Sex, sport, nudity, violence and scheduling are hot topics of discussion as deadline for the public submissions approach for SABC policies review.


Whether you love the SABC - or not - Valentine's Day, 14 February, is the deadline for South Africans, organisations, and any interested parties to send their submissions to South Africa's beleaguered public broadcaster to make it better and which is reviewing its editorial policy.

So far sex, nudity, sport, violence and even TV scheduling have been hot topics as points for discussion as the deadline for public submissions for the public broadcaster's review of editorial policies approach.

SABC news and current Affairs programming at both an operational and policy level have so far come under scrutiny, with issues around editorial independence, "positive" coverage and urban bias generating discussion at the SABC's nationwide public hearings.

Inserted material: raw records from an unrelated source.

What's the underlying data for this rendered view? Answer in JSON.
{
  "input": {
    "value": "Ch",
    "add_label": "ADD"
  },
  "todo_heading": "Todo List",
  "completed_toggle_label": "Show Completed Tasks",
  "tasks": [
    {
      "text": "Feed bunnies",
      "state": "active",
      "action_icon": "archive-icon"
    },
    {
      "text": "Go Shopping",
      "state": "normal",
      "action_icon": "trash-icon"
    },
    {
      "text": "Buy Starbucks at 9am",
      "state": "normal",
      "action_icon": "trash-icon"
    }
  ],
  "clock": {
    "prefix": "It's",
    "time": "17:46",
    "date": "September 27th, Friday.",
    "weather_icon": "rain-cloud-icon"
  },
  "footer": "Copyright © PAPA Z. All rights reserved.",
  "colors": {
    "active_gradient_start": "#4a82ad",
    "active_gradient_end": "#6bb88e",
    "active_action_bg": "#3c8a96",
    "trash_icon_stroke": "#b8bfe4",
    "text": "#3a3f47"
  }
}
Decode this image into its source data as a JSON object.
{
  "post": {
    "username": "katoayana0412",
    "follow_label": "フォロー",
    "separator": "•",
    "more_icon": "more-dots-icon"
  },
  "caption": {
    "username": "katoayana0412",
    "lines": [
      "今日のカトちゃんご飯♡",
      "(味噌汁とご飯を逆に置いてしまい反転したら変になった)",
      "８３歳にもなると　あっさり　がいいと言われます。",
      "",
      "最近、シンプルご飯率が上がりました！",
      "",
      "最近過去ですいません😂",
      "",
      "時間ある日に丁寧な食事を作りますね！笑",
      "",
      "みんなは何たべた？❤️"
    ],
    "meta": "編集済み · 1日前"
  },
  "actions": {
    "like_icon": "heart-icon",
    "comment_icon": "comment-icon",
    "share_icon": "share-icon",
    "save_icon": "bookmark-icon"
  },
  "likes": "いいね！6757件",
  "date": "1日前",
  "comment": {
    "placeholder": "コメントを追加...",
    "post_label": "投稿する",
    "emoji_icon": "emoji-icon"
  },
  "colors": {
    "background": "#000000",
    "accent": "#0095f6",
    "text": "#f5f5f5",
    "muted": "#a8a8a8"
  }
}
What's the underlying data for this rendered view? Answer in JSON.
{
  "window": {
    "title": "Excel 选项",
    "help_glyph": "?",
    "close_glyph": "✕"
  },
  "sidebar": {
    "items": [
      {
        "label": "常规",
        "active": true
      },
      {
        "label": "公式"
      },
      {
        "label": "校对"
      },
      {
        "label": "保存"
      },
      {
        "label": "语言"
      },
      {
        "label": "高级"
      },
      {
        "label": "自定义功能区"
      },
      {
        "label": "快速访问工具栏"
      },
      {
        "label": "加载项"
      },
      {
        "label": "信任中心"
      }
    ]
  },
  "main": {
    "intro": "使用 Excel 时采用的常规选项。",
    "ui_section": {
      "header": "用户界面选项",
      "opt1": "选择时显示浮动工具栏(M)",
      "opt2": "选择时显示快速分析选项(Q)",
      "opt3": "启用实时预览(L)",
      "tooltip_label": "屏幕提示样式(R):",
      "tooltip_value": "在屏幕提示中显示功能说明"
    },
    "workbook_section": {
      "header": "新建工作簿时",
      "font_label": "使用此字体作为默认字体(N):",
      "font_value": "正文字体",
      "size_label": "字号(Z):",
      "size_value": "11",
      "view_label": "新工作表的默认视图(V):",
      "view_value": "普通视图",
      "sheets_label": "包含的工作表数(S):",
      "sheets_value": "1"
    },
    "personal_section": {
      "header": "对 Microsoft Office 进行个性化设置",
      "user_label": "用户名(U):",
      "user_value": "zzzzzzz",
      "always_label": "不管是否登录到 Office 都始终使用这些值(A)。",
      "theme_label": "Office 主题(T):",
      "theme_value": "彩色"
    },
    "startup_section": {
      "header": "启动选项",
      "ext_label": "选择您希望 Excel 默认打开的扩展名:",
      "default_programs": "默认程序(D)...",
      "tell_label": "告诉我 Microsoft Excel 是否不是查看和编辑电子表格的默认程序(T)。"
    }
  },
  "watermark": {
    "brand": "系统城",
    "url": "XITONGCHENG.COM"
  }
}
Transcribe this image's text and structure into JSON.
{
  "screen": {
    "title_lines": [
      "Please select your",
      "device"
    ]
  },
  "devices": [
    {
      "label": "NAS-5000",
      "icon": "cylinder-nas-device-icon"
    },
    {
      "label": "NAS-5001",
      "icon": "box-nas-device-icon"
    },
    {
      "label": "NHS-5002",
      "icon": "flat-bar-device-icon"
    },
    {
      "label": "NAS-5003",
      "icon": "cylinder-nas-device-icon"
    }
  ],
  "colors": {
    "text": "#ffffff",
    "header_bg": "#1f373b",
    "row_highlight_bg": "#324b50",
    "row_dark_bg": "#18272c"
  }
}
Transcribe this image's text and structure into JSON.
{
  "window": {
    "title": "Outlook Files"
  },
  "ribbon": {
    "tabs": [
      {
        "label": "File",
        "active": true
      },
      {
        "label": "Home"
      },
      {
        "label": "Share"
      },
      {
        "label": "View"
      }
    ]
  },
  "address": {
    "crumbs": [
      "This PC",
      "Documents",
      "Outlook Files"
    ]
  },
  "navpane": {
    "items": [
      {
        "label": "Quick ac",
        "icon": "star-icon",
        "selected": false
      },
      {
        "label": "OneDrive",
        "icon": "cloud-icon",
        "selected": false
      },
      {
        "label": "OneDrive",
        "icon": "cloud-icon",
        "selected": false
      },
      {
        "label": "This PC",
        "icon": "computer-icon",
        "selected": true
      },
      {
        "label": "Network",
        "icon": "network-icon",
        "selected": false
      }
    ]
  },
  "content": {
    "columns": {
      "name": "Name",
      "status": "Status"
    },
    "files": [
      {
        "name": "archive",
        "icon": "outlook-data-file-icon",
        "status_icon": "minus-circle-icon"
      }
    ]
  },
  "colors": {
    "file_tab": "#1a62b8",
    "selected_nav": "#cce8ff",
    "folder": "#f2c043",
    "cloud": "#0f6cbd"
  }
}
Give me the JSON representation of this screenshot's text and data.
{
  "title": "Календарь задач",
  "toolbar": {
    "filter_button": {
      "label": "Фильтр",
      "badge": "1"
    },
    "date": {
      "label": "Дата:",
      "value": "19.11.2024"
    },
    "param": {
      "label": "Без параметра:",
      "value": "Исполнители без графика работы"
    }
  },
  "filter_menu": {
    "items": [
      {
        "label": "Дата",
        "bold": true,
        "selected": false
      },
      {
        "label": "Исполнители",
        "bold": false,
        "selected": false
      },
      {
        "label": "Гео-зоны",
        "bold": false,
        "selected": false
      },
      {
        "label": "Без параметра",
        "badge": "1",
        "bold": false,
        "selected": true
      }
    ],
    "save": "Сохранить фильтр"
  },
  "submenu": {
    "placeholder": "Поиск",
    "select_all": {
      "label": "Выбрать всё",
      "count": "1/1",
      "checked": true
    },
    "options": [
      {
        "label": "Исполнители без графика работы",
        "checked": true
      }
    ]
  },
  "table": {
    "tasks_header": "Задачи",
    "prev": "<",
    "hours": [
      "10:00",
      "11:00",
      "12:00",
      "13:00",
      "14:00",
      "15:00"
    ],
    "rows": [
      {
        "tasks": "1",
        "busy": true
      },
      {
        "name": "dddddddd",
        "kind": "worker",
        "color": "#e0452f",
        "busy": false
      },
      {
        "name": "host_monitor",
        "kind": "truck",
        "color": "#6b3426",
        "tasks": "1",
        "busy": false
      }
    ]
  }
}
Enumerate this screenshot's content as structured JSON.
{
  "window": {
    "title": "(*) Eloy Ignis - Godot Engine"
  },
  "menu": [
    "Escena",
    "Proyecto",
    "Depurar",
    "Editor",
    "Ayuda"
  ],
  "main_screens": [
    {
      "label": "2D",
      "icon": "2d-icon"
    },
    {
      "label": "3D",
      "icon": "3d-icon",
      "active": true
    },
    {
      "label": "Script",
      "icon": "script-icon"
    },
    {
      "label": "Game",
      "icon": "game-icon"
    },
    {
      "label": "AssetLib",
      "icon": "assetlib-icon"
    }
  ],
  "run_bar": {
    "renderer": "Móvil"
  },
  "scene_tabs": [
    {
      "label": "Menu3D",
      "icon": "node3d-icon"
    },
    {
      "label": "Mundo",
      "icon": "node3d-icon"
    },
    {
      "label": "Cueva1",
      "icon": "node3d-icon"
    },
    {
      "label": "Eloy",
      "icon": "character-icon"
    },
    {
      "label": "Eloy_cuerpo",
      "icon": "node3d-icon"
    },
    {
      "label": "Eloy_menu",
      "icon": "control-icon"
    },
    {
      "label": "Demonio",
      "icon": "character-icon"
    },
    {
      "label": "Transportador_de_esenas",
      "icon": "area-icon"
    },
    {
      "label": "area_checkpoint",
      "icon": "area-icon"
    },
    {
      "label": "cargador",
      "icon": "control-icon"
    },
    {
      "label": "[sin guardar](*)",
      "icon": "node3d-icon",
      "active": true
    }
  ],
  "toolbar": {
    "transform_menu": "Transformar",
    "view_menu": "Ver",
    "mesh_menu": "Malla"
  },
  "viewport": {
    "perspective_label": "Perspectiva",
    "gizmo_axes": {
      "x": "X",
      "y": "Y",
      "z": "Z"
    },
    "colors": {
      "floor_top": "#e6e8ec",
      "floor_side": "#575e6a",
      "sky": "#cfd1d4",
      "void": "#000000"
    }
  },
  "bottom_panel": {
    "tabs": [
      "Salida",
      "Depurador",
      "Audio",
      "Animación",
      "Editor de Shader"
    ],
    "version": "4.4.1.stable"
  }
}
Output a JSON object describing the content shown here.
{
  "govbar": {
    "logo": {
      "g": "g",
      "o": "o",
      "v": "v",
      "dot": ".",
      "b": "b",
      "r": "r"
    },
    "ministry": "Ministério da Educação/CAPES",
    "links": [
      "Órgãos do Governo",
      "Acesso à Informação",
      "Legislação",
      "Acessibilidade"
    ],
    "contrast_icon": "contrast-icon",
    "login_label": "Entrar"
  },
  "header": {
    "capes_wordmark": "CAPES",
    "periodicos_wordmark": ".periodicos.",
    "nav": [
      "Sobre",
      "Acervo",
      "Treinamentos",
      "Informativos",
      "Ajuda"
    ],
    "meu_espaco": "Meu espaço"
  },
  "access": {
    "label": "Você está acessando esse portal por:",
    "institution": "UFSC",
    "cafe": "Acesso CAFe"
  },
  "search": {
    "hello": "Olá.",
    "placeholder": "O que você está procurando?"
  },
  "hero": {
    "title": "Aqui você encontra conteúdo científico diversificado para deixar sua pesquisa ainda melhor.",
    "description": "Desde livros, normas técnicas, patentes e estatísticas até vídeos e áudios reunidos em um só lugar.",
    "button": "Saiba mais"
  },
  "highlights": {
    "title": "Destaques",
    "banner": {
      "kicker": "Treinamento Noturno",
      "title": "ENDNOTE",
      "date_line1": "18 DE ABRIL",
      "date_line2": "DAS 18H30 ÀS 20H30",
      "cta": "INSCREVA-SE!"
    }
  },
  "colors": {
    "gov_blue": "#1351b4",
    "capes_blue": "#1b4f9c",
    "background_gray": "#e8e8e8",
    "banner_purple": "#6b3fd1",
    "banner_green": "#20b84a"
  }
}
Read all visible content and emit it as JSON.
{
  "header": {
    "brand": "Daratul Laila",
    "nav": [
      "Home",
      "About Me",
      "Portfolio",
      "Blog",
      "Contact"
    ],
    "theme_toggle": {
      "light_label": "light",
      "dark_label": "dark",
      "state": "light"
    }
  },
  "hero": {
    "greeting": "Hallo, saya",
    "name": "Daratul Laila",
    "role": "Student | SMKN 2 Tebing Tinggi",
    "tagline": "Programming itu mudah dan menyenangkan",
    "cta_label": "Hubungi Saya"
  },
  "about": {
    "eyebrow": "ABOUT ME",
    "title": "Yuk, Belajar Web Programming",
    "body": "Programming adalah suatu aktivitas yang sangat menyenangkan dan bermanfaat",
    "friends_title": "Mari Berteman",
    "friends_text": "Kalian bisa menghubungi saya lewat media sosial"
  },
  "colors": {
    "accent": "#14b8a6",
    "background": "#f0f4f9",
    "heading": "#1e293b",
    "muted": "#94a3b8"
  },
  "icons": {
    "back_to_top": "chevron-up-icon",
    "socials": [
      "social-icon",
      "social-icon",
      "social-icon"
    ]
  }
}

"The SABC and the decisions taken by its staff are subject to scrutiny in the way few other institutions and no other media organisations experience," says Graham Welch, the SABC's general manager for editorial policy and governance.

"Whether there is a decision to can a programme or the announcement of a resignation, one thing is guaranteed – the generation of heated debate and acres of column space."

"Often the passion that commentators, politicians, activists and members of the general public bring to these conversations is informed by the critical role the SABC plays as South Africa's national public broadcaster. Many of the most intense conversations about the SABC relate directly to decisions that are taken about content carried on SABC platforms."

"These content decisions are taken within a context. This context includes guidelines that provide a framework for the way in which decisions around content, whether controversial or not, are taken. These guidelines are collectively known as the editorial policies of the SABC," says Graham Welch.

The SABC is currently reviewing its editorial policies - a process which began in June last year. So far the SABC has hosted 15 public hearings through South Africa. The SABC will revise its policies, but first release it for public comment.

"The editorial policies that are under review currently define the framework within which all decisions about the content carried by the SABC need to be taken," says Graham Welch.

"They deal with general programming, news and current affairs, language, local content, universal service and access, religious programming and education."

The SABC's editorial policies can be found at www.sabc.co.za/editorialpolicy and all submissions should be sent to editorial@sabc.co.za. Submissions to the SABC can also be posted to Editorial Policy, Pvt Bag X1, Auckland Park, 2006.